Looking for info on an 1863 50 Cal. Springfield

Discussion in 'Springfield Armory General Rifle Discussion' started by Coinfiender, Dec 7, 2014.

  1. Coinfiender

    Coinfiender New Member

    In 2011 my father passed, leaving me half of his firearms collection. I was always drawn to 2 of the old black powder guns in his collection. I never gave second thought that they might be valuable until I actually inspected them for the 1st time in 30 years. I'm a collector of anything old, namely, coins and US currency. You can imagine my surprise, once the grieving subsided, when I read the words, "1863 U.S. Springfield". I took the gun to a local gunsmith and old friend of the family, who simply told me, " Yep, that's a nice gun you got, you wanna sell me the knife"? Hinting that he wants the bayonet attached. He was able to tell me that all parts are authentic, as far as the gun being issued by Springfield and any alterations appear to be made by the manufacturer. The gun was converted to be a breach loading gun. I'm far from an expert, but my thoughts are from the info I've gathered, that this piece was issued as a round ball gun in 1863 and then converted by Springfield in 1869 to a breach loading gun. The plate that the cocking trigger is attached to reads "U.S. Springfield". At the top, base of the rifle itself, just behind the sights, it simply says, " 1869 U.S.". Other than this, all pieces of the gun, carry the same serial number, "3074". The gun has a bayonet attached, and somehow managed to steer clear of my high school years of stripping and re-staining a few of dads shotguns. The gun has been in the family for the last 60 to 75 years, has what I believe to be, an authentic patina, both on the metal and the wood of the gun. Its my speculation that the gun had been dropped in action and picked back up on the battlefield, as on the butt of the stock are faint remnants of 2 or 3 sets of initials. My thoughts are that this gun may have been used as the snipers gun of choice during the civil war years, as the sights are those used for distance accuracy and flip up. The more I look at and verify things about the gun that I have been told over the past 30+ years, the more I fall in love with this piece. It's in extremely good condition and have no doubt that it would fire, AS IS. I plan to contact Springfield to see if they can identify the gun by serial number. If anyone can assist me in finding out what this gun may be worth, I would be grateful. I can email photo's, but the info I have provided is accurate as far as determining condition of the gun. I appreciate any help!
  2. gumpy

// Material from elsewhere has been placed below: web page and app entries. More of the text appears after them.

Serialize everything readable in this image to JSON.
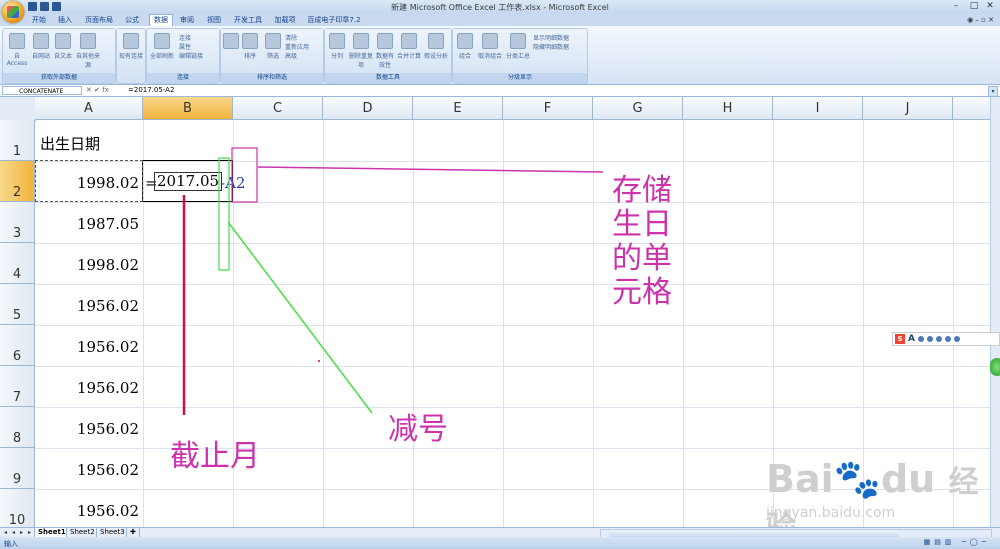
{
  "window": {
    "title": "新建 Microsoft Office Excel 工作表.xlsx - Microsoft Excel",
    "controls": [
      "–",
      "□",
      "✕"
    ]
  },
  "ribbon_tabs": [
    "开始",
    "插入",
    "页面布局",
    "公式",
    "数据",
    "审阅",
    "视图",
    "开发工具",
    "加载项",
    "百成电子印章7.2"
  ],
  "active_tab": "数据",
  "ribbon": {
    "get_external": {
      "label": "获取外部数据",
      "buttons": [
        "自 Access",
        "自网站",
        "自文本",
        "自其他来源",
        "现有连接"
      ]
    },
    "connections": {
      "label": "连接",
      "buttons": [
        "全部刷新"
      ],
      "small": [
        "连接",
        "属性",
        "编辑链接"
      ]
    },
    "sort_filter": {
      "label": "排序和筛选",
      "buttons": [
        "排序",
        "筛选"
      ],
      "small": [
        "清除",
        "重新应用",
        "高级"
      ]
    },
    "data_tools": {
      "label": "数据工具",
      "buttons": [
        "分列",
        "删除重复项",
        "数据有效性",
        "合并计算",
        "假设分析"
      ]
    },
    "outline": {
      "label": "分级显示",
      "buttons": [
        "组合",
        "取消组合",
        "分类汇总"
      ],
      "small": [
        "显示明细数据",
        "隐藏明细数据"
      ]
    }
  },
  "formula_bar": {
    "name_box": "CONCATENATE",
    "fx": "fx",
    "formula": "=2017.05-A2"
  },
  "columns": [
    "A",
    "B",
    "C",
    "D",
    "E",
    "F",
    "G",
    "H",
    "I",
    "J"
  ],
  "rows": [
    "1",
    "2",
    "3",
    "4",
    "5",
    "6",
    "7",
    "8",
    "9",
    "10"
  ],
  "cells": {
    "A1": "出生日期",
    "A2": "1998.02",
    "A3": "1987.05",
    "A4": "1998.02",
    "A5": "1956.02",
    "A6": "1956.02",
    "A7": "1956.02",
    "A8": "1956.02",
    "A9": "1956.02",
    "A10": "1956.02",
    "B2_prefix": "=",
    "B2_value": "2017.05",
    "B2_suffix": "-A2"
  },
  "annotations": {
    "storage_cell": "存储\n生日\n的单\n元格",
    "storage_cell_lines": [
      "存储",
      "生日",
      "的单",
      "元格"
    ],
    "minus_sign": "减号",
    "cutoff_month": "截止月",
    "colors": {
      "magenta": "#cc33aa",
      "green": "#44dd44",
      "crimson": "#cc1144"
    }
  },
  "sheets": [
    "Sheet1",
    "Sheet2",
    "Sheet3"
  ],
  "status": {
    "mode": "输入"
  },
  "watermark": {
    "brand": "Bai",
    "brand2": "du",
    "product": "经验",
    "url": "jingyan.baidu.com"
  }
}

    gumpy Lifetime Supporting Member Lifetime Supporter

    Good evening sir. Thank you for joining our forum. Just jump in and be happy! Whatever you find out about this rifle, please keep us filled in. Photographs at this time would be helpful also. Pictures are always required. That's so we have something to drool over!!

  3. squirrelhunter

    squirrelhunter Well-Known Member

  4. pokute

    pokute Sincere as a $5 funeral

    You should pick up a copy of Guns Of The Old West, by Charles Edward Chapel. There are several copies at ABEBooks.com for less than $5. I would be surprised if you did NOT find the gun in there.